● Problem requirements: Which lines of the listing hold the string "Name"? Show each of them.

● Entries supplied:
Content starts

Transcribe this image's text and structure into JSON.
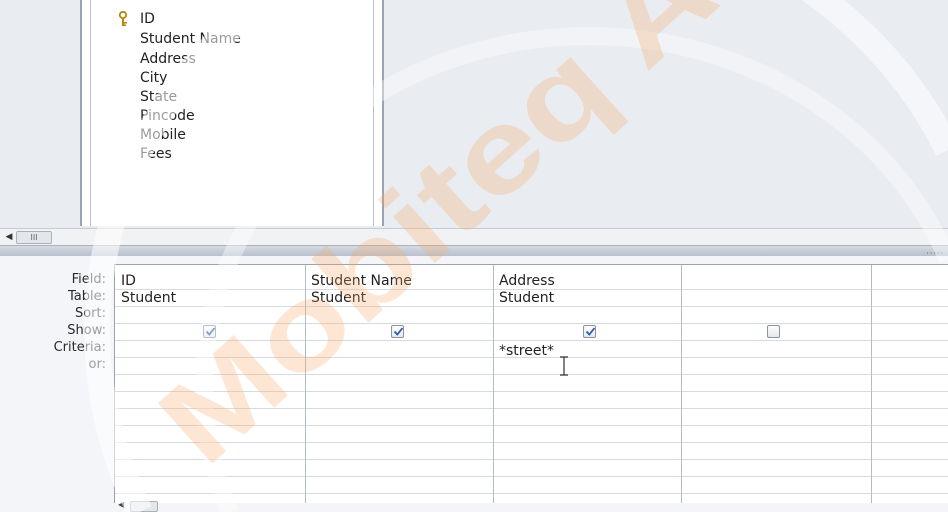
{
  "field_list": {
    "fields": [
      {
        "label": "ID",
        "is_key": true,
        "icon": "key-icon"
      },
      {
        "label": "Student Name"
      },
      {
        "label": "Address"
      },
      {
        "label": "City"
      },
      {
        "label": "State"
      },
      {
        "label": "Pincode"
      },
      {
        "label": "Mobile"
      },
      {
        "label": "Fees"
      }
    ]
  },
  "scrollbar": {
    "left_arrow": "◀",
    "thumb": "III"
  },
  "design_grid": {
    "row_labels": {
      "field": "Field:",
      "table": "Table:",
      "sort": "Sort:",
      "show": "Show:",
      "criteria": "Criteria:",
      "or": "or:"
    },
    "columns": [
      {
        "field": "ID",
        "table": "Student",
        "sort": "",
        "show": true,
        "criteria": ""
      },
      {
        "field": "Student Name",
        "table": "Student",
        "sort": "",
        "show": true,
        "criteria": ""
      },
      {
        "field": "Address",
        "table": "Student",
        "sort": "",
        "show": true,
        "criteria": "*street*"
      },
      {
        "field": "",
        "table": "",
        "sort": "",
        "show": false,
        "criteria": ""
      }
    ]
  },
  "watermark": {
    "text": "Mobiteq Aca"
  },
  "colors": {
    "checkbox_check": "#2f5ea8",
    "watermark": "#f7b77a"
  }
}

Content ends

● Written reply:
        "label": "Student Name"
        "field": "Student Name",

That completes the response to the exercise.